Directions: Could you give the data that follows again exactly, without its pictures?

******

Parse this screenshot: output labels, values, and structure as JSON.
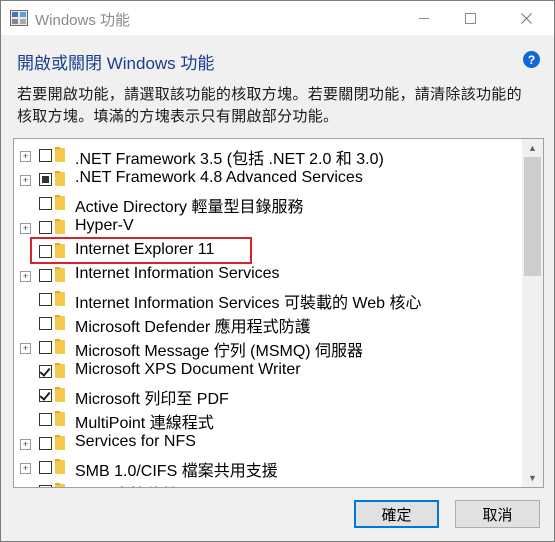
{
  "window": {
    "title": "Windows 功能"
  },
  "header": {
    "title": "開啟或關閉 Windows 功能",
    "description": "若要開啟功能，請選取該功能的核取方塊。若要關閉功能，請清除該功能的核取方塊。填滿的方塊表示只有開啟部分功能。"
  },
  "features": [
    {
      "label": ".NET Framework 3.5 (包括 .NET 2.0 和 3.0)",
      "state": "unchecked",
      "expandable": true
    },
    {
      "label": ".NET Framework 4.8 Advanced Services",
      "state": "partial",
      "expandable": true
    },
    {
      "label": "Active Directory 輕量型目錄服務",
      "state": "unchecked",
      "expandable": false
    },
    {
      "label": "Hyper-V",
      "state": "unchecked",
      "expandable": true
    },
    {
      "label": "Internet Explorer 11",
      "state": "unchecked",
      "expandable": false,
      "highlighted": true
    },
    {
      "label": "Internet Information Services",
      "state": "unchecked",
      "expandable": true
    },
    {
      "label": "Internet Information Services 可裝載的 Web 核心",
      "state": "unchecked",
      "expandable": false
    },
    {
      "label": "Microsoft Defender 應用程式防護",
      "state": "unchecked",
      "expandable": false
    },
    {
      "label": "Microsoft Message 佇列 (MSMQ) 伺服器",
      "state": "unchecked",
      "expandable": true
    },
    {
      "label": "Microsoft XPS Document Writer",
      "state": "checked",
      "expandable": false
    },
    {
      "label": "Microsoft 列印至 PDF",
      "state": "checked",
      "expandable": false
    },
    {
      "label": "MultiPoint 連線程式",
      "state": "unchecked",
      "expandable": false
    },
    {
      "label": "Services for NFS",
      "state": "unchecked",
      "expandable": true
    },
    {
      "label": "SMB 1.0/CIFS 檔案共用支援",
      "state": "unchecked",
      "expandable": true
    },
    {
      "label": "SMB 直接傳輸",
      "state": "checked",
      "expandable": false
    }
  ],
  "buttons": {
    "ok": "確定",
    "cancel": "取消"
  },
  "colors": {
    "highlight": "#d9232a",
    "title": "#1a3d8f",
    "help": "#1467d8",
    "focus": "#0078d7"
  },
  "icons": {
    "app": "windows-features-icon",
    "help": "help-icon",
    "folder": "folder-icon"
  }
}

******

Answer below:
Parse this screenshot: output labels, values, and structure as JSON.
{
  "window": {
    "title": "Windows 功能"
  },
  "header": {
    "title": "開啟或關閉 Windows 功能",
    "description": "若要開啟功能，請選取該功能的核取方塊。若要關閉功能，請清除該功能的核取方塊。填滿的方塊表示只有開啟部分功能。"
  },
  "features": [
    {
      "label": ".NET Framework 3.5 (包括 .NET 2.0 和 3.0)",
      "state": "unchecked",
      "expandable": true
    },
    {
      "label": ".NET Framework 4.8 Advanced Services",
      "state": "partial",
      "expandable": true
    },
    {
      "label": "Active Directory 輕量型目錄服務",
      "state": "unchecked",
      "expandable": false
    },
    {
      "label": "Hyper-V",
      "state": "unchecked",
      "expandable": true
    },
    {
      "label": "Internet Explorer 11",
      "state": "unchecked",
      "expandable": false,
      "highlighted": true
    },
    {
      "label": "Internet Information Services",
      "state": "unchecked",
      "expandable": true
    },
    {
      "label": "Internet Information Services 可裝載的 Web 核心",
      "state": "unchecked",
      "expandable": false
    },
    {
      "label": "Microsoft Defender 應用程式防護",
      "state": "unchecked",
      "expandable": false
    },
    {
      "label": "Microsoft Message 佇列 (MSMQ) 伺服器",
      "state": "unchecked",
      "expandable": true
    },
    {
      "label": "Microsoft XPS Document Writer",
      "state": "checked",
      "expandable": false
    },
    {
      "label": "Microsoft 列印至 PDF",
      "state": "checked",
      "expandable": false
    },
    {
      "label": "MultiPoint 連線程式",
      "state": "unchecked",
      "expandable": false
    },
    {
      "label": "Services for NFS",
      "state": "unchecked",
      "expandable": true
    },
    {
      "label": "SMB 1.0/CIFS 檔案共用支援",
      "state": "unchecked",
      "expandable": true
    },
    {
      "label": "SMB 直接傳輸",
      "state": "checked",
      "expandable": false
    }
  ],
  "buttons": {
    "ok": "確定",
    "cancel": "取消"
  },
  "colors": {
    "highlight": "#d9232a",
    "title": "#1a3d8f",
    "help": "#1467d8",
    "focus": "#0078d7"
  },
  "icons": {
    "app": "windows-features-icon",
    "help": "help-icon",
    "folder": "folder-icon"
  }
}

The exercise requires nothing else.